## Problem description
Report every line of the data that includes "商家编码".
*** Dataset records ***
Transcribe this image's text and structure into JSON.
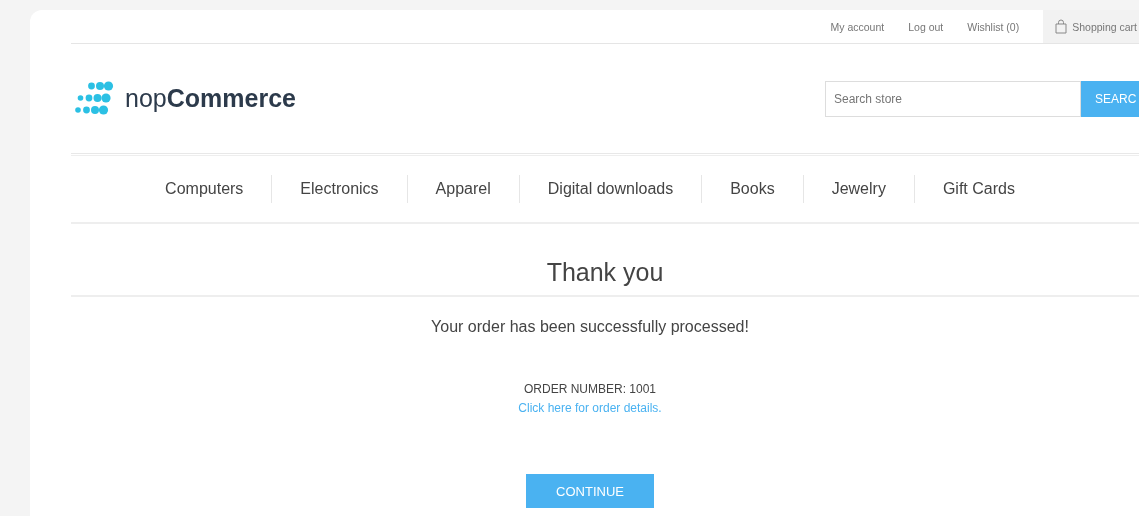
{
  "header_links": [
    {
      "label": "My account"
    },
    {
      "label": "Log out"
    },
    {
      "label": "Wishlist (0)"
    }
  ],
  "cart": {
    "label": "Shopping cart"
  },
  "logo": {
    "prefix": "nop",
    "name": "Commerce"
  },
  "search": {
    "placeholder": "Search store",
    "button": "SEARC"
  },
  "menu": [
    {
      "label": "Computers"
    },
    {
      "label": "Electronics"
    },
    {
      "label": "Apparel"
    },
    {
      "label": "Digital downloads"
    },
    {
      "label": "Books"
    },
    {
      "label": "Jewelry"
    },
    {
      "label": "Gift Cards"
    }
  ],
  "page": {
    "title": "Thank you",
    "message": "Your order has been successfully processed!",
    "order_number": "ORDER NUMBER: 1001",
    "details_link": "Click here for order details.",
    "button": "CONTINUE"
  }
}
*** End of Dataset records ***
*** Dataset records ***
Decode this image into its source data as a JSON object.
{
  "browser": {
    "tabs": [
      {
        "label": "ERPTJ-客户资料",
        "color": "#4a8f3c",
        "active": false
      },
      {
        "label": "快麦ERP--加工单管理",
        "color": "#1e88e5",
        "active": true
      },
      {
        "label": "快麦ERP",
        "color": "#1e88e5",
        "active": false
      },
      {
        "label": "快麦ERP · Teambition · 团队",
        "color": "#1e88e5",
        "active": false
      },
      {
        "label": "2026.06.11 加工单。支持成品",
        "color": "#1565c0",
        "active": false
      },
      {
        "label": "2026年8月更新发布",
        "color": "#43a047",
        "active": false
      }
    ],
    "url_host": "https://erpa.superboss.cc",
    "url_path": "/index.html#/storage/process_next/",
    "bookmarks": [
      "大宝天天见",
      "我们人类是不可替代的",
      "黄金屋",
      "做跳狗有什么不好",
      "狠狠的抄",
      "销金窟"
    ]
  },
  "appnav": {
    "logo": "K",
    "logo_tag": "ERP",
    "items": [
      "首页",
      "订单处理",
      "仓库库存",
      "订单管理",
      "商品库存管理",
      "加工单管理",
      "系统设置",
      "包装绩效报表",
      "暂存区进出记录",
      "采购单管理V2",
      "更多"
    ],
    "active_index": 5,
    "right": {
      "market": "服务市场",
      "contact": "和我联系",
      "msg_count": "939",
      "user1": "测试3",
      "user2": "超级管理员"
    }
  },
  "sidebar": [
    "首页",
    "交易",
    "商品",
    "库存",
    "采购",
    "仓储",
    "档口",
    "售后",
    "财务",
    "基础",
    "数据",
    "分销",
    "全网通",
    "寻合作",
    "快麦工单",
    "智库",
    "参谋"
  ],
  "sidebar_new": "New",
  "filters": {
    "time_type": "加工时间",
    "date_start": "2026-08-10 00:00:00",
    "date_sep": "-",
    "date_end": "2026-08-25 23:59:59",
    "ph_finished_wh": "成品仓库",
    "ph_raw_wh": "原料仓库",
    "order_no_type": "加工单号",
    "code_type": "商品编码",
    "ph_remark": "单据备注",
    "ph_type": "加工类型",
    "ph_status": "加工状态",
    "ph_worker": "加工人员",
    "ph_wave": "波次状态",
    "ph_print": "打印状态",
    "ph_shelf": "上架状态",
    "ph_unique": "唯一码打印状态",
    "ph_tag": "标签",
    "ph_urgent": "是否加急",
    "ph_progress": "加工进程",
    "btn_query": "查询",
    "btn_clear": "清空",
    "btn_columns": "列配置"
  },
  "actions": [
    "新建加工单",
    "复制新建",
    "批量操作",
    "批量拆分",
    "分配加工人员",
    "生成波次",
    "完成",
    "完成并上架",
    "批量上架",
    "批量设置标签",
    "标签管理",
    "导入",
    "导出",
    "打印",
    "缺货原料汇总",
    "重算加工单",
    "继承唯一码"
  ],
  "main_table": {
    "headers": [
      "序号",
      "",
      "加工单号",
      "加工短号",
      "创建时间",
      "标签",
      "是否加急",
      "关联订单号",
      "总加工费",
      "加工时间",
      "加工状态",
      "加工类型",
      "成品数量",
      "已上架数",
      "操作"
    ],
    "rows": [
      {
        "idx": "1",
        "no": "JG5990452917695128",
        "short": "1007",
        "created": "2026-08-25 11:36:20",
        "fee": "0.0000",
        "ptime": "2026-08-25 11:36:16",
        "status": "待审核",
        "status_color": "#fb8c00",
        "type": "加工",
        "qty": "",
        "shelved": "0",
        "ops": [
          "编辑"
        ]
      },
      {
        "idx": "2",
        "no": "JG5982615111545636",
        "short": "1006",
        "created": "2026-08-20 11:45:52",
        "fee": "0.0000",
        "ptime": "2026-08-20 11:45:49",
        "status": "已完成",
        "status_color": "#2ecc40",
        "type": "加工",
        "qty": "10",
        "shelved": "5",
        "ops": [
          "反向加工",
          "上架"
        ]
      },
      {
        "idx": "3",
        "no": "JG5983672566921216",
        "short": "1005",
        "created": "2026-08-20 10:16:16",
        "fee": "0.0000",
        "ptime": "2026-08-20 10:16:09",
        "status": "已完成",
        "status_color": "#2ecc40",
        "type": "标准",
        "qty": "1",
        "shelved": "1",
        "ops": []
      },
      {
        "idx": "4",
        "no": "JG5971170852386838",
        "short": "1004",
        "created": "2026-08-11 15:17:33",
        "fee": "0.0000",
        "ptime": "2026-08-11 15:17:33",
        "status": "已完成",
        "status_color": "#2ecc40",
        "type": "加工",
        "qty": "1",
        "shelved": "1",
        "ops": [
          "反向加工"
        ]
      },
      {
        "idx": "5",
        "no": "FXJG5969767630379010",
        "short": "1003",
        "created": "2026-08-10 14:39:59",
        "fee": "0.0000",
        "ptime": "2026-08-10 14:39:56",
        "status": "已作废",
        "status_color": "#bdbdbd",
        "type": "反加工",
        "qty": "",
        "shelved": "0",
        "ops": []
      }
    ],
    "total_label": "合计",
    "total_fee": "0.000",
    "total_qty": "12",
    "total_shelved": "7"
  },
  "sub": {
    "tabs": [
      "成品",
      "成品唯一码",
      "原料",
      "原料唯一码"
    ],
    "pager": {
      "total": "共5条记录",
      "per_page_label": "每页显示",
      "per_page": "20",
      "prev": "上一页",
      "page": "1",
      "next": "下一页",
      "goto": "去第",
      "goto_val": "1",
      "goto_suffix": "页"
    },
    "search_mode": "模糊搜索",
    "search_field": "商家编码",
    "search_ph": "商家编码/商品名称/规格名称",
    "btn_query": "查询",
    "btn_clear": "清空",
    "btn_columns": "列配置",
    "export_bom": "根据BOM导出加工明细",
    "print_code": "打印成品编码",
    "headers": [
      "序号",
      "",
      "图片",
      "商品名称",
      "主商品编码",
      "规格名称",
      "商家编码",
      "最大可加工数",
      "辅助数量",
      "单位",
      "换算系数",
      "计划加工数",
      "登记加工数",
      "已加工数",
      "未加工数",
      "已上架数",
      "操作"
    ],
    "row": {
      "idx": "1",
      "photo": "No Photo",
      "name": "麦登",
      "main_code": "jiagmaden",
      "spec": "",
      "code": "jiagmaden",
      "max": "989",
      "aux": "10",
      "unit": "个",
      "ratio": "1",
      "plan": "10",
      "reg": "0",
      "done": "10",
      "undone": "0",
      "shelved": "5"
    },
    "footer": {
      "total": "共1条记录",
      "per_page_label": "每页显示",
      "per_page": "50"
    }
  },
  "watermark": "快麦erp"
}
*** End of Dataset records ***
## Answer space
    "search_field": "商家编码",
    "search_ph": "商家编码/商品名称/规格名称",
      "商家编码",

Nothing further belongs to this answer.